Researchers have determined that an ancient Spanish tomb was once a temple dedicated to Mithras, and the structure was built to align with the stars.
Some astronomical sleuthing has revealed the cultic past life of a Roman tomb in Spain. Researchers believe the burial site was once used as a Mithraic temple, positioned to line up with the constellations and guide sun through its window during the equinoxes.
The Carmona necropolis in Seville is full of burials from the 1st century B.C. through the 2nd century A.D., including the so-called Elephant’s Tomb, named so for an elephant-shaped statue discovered inside the structure.
Researchers have debated what this structure was used for and archaeologists from the University of Pablo de Olavide in Seville now propose that it served as a place of worship for devotees of Mithraism, a cult that thrived during the Roman Empire.

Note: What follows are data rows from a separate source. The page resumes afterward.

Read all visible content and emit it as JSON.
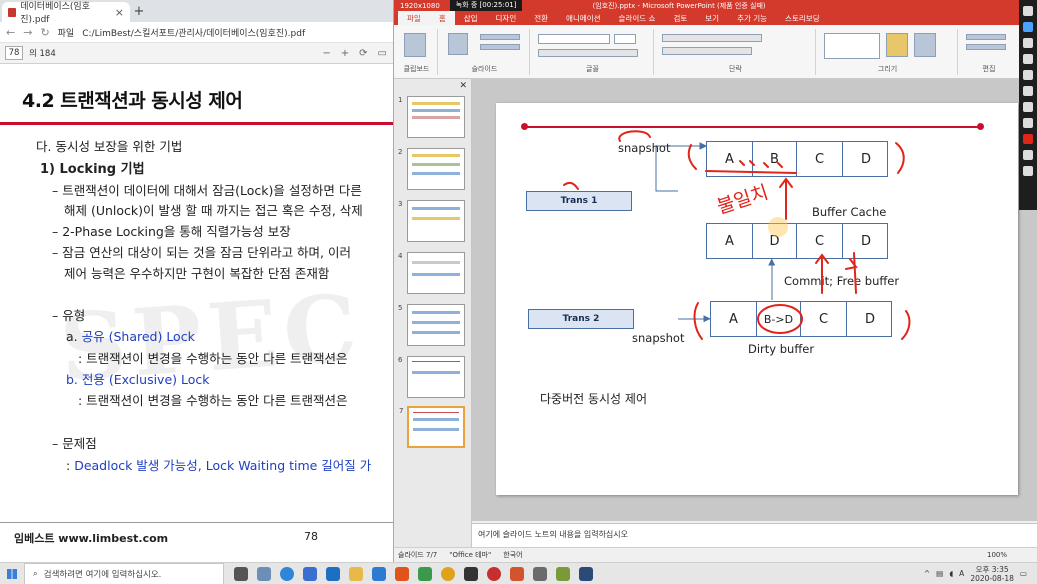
{
  "pdf": {
    "tab_title": "데이터베이스(임호진).pdf",
    "address_label": "파일",
    "address": "C:/LimBest/스킬서포트/관리사/데이터베이스(임호진).pdf",
    "page_current": "78",
    "page_total": "의 184",
    "heading": "4.2 트랜잭션과 동시성 제어",
    "lines": {
      "l1": "다. 동시성 보장을 위한 기법",
      "l2": "1) Locking 기법",
      "l3": "– 트랜잭션이 데이터에 대해서 잠금(Lock)을 설정하면 다른",
      "l4": "해제 (Unlock)이 발생 할 때 까지는 접근 혹은 수정, 삭제",
      "l5": "– 2-Phase Locking을 통해 직렬가능성 보장",
      "l6": "– 잠금 연산의 대상이 되는 것을 잠금 단위라고 하며, 이러",
      "l7": "제어 능력은 우수하지만 구현이 복잡한 단점 존재함",
      "l8": "– 유형",
      "l9_pre": "a. ",
      "l9_blue": "공유 (Shared) Lock",
      "l10": ": 트랜잭션이 변경을 수행하는 동안 다른 트랜잭션은 ",
      "l11_blue": "b. 전용 (Exclusive) Lock",
      "l12": ": 트랜잭션이 변경을 수행하는 동안 다른 트랜잭션은 ",
      "l13": "– 문제점",
      "l14_pre": ": ",
      "l14_blue": "Deadlock 발생 가능성, Lock Waiting time 길어질 가"
    },
    "footer_brand": "임베스트 www.limbest.com",
    "footer_page": "78"
  },
  "ppt": {
    "recording": "녹화 중 [00:25:01]",
    "resolution": "1920x1080",
    "title": "(임호진).pptx - Microsoft PowerPoint (제품 인증 실패)",
    "tabs": [
      "파일",
      "홈",
      "삽입",
      "디자인",
      "전환",
      "애니메이션",
      "슬라이드 쇼",
      "검토",
      "보기",
      "추가 기능",
      "스토리보딩"
    ],
    "ribbon_groups": [
      "클립보드",
      "슬라이드",
      "글꼴",
      "단락",
      "그리기",
      "편집"
    ],
    "notes_placeholder": "여기에 슬라이드 노트의 내용을 입력하십시오",
    "status_slide": "슬라이드 7/7",
    "status_theme": "\"Office 테마\"",
    "status_lang": "한국어",
    "zoom": "100%",
    "slide": {
      "trans1": "Trans 1",
      "trans2": "Trans 2",
      "snapshot_top": "snapshot",
      "snapshot_bottom": "snapshot",
      "row1": [
        "A",
        "B",
        "C",
        "D"
      ],
      "row2": [
        "A",
        "D",
        "C",
        "D"
      ],
      "row3": [
        "A",
        "B->D",
        "C",
        "D"
      ],
      "buffer_cache": "Buffer Cache",
      "commit_free": "Commit;  Free buffer",
      "dirty": "Dirty buffer",
      "caption": "다중버전 동시성 제어",
      "handwriting": "불일치"
    },
    "thumb_numbers": [
      "1",
      "2",
      "3",
      "4",
      "5",
      "6",
      "7"
    ]
  },
  "taskbar": {
    "search_placeholder": "검색하려면 여기에 입력하십시오.",
    "time": "오후 3:35",
    "date": "2020-08-18"
  }
}
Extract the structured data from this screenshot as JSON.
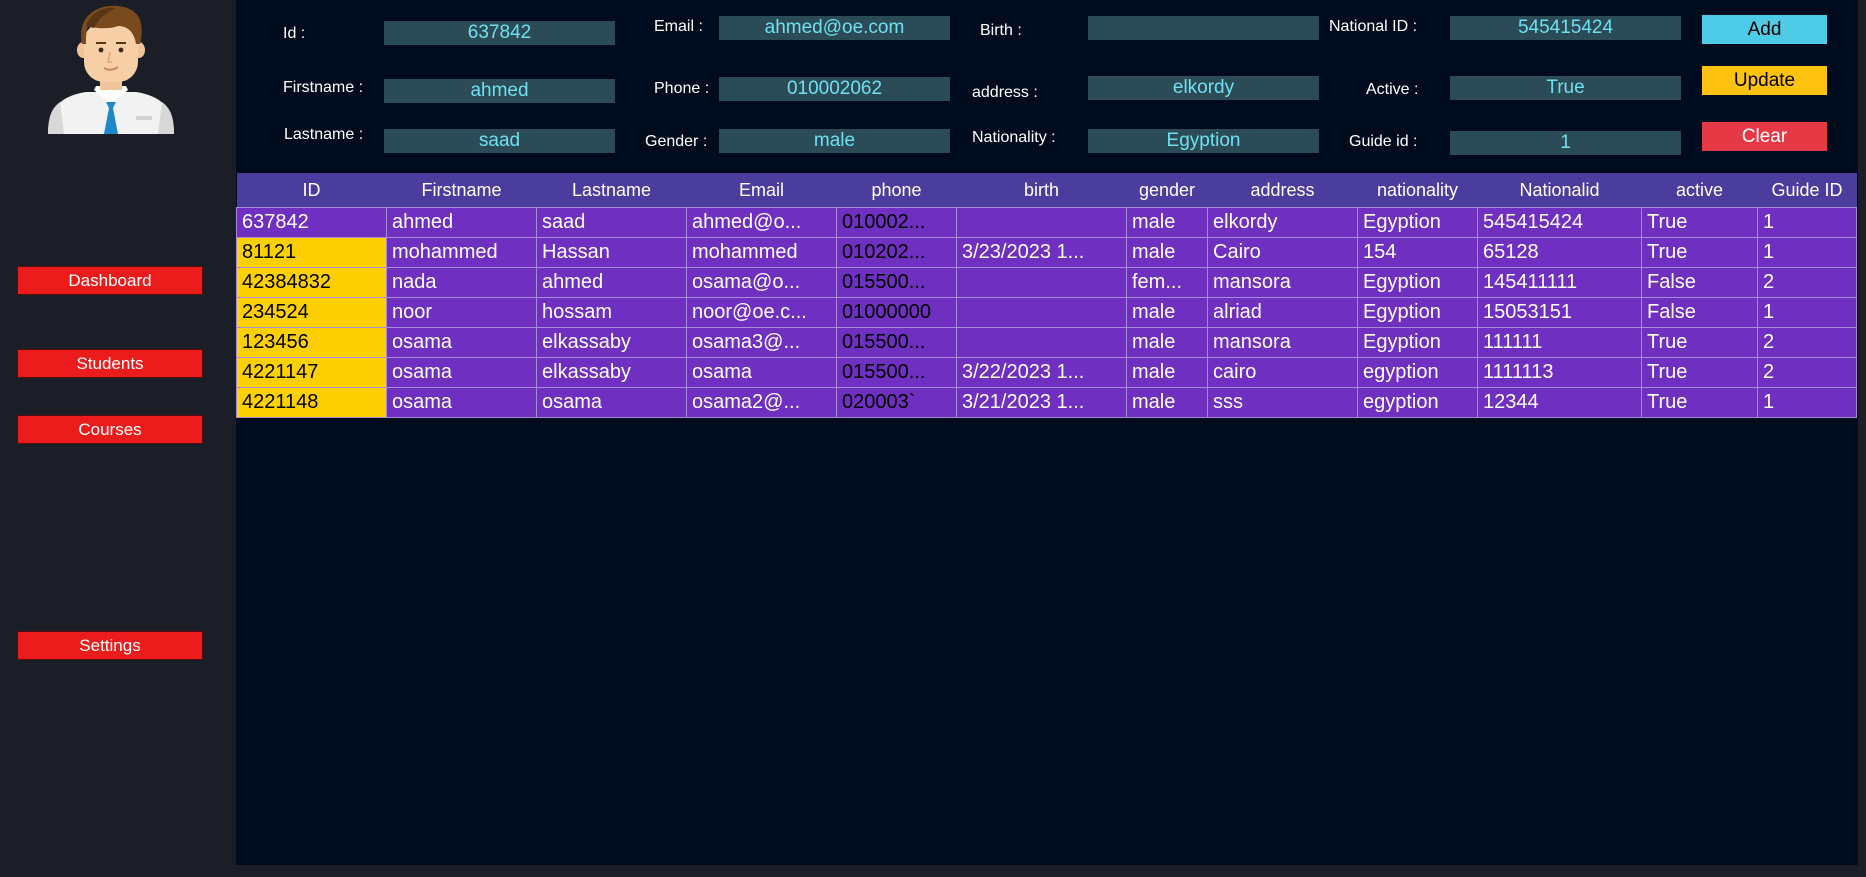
{
  "nav": {
    "dashboard": "Dashboard",
    "students": "Students",
    "courses": "Courses",
    "settings": "Settings"
  },
  "form": {
    "id": {
      "label": "Id :",
      "value": "637842"
    },
    "firstname": {
      "label": "Firstname :",
      "value": "ahmed"
    },
    "lastname": {
      "label": "Lastname :",
      "value": "saad"
    },
    "email": {
      "label": "Email :",
      "value": "ahmed@oe.com"
    },
    "phone": {
      "label": "Phone :",
      "value": "010002062"
    },
    "gender": {
      "label": "Gender :",
      "value": "male"
    },
    "birth": {
      "label": "Birth :",
      "value": ""
    },
    "address": {
      "label": "address :",
      "value": "elkordy"
    },
    "nationality": {
      "label": "Nationality :",
      "value": "Egyption"
    },
    "national_id": {
      "label": "National ID :",
      "value": "545415424"
    },
    "active": {
      "label": "Active :",
      "value": "True"
    },
    "guide_id": {
      "label": "Guide id :",
      "value": "1"
    }
  },
  "actions": {
    "add": "Add",
    "update": "Update",
    "clear": "Clear"
  },
  "table": {
    "columns": [
      "ID",
      "Firstname",
      "Lastname",
      "Email",
      "phone",
      "birth",
      "gender",
      "address",
      "nationality",
      "Nationalid",
      "active",
      "Guide ID"
    ],
    "rows": [
      [
        "637842",
        "ahmed",
        "saad",
        "ahmed@o...",
        "010002...",
        "",
        "male",
        "elkordy",
        "Egyption",
        "545415424",
        "True",
        "1"
      ],
      [
        "81121",
        "mohammed",
        "Hassan",
        "mohammed",
        "010202...",
        "3/23/2023 1...",
        "male",
        "Cairo",
        "154",
        "65128",
        "True",
        "1"
      ],
      [
        "42384832",
        "nada",
        "ahmed",
        "osama@o...",
        "015500...",
        "",
        "fem...",
        "mansora",
        "Egyption",
        "145411111",
        "False",
        "2"
      ],
      [
        "234524",
        "noor",
        "hossam",
        "noor@oe.c...",
        "01000000",
        "",
        "male",
        "alriad",
        "Egyption",
        "15053151",
        "False",
        "1"
      ],
      [
        "123456",
        "osama",
        "elkassaby",
        "osama3@...",
        "015500...",
        "",
        "male",
        "mansora",
        "Egyption",
        "111111",
        "True",
        "2"
      ],
      [
        "4221147",
        "osama",
        "elkassaby",
        "osama",
        "015500...",
        "3/22/2023 1...",
        "male",
        "cairo",
        "egyption",
        "1111113",
        "True",
        "2"
      ],
      [
        "4221148",
        "osama",
        "osama",
        "osama2@...",
        "020003`",
        "3/21/2023 1...",
        "male",
        "sss",
        "egyption",
        "12344",
        "True",
        "1"
      ]
    ]
  },
  "colors": {
    "sidebar_bg": "#1b1e26",
    "main_bg": "#000c1e",
    "nav_button": "#ed1c1c",
    "field_bg": "#2b4b57",
    "field_text": "#6fe0f0",
    "add_button": "#4ecbe6",
    "update_button": "#ffc20e",
    "clear_button": "#e63946",
    "grid_header": "#4b3d9e",
    "grid_row": "#6f2fc0",
    "grid_id_cell": "#ffd000"
  }
}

“In some stages, it was used for burial purposes, but its shape and an archaeoastronomical analysis suggest that it was originally designed and built to contain a Mithraeum [temple to Mithras],” study researcher Inmaculada Carrasco told the Spanish news agency SINC.
“From our analysis of the window, we have deduced that it was positioned so that the rays of the sun reached the centre of the chamber during the equinoxes, in the spring and autumn, three hours after sunrise,” Carrasco was quoted as saying.

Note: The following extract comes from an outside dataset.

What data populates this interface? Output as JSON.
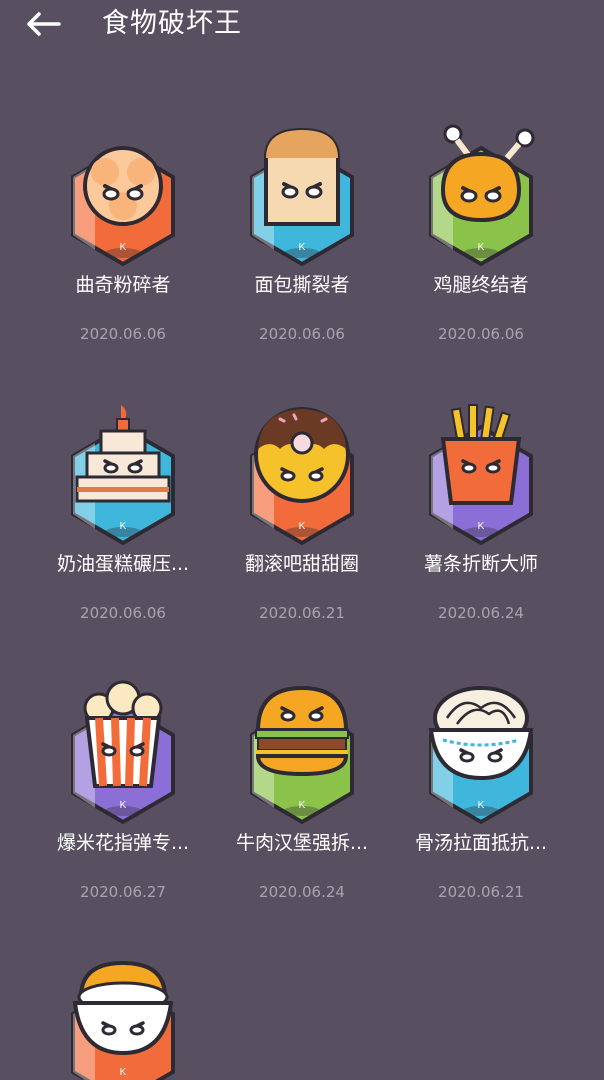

The researchers even think the light may have illuminated a now-lost statue of Mithras slaying the bull, the central image of the cult.
The building was also strategically placed with respect to the constellations, the researchers say. During the spring equinox in the 2nd century, Taurus would rise to the east while Scorpio would be hidden the west. These positions would have been flipped during the autumn equinox.
Latest posts by Matt Staggs (see all)
- A Changing Of The Guard: Meet Your New Site Editor - Jul 6, 2014
- Thirty Patients Contract TB After Visits To Acupuncture Clinic - Jul 1, 2014
- Drunk Midwesterners Make Up the Majority Of UFO Witnesses - Jul 1, 2014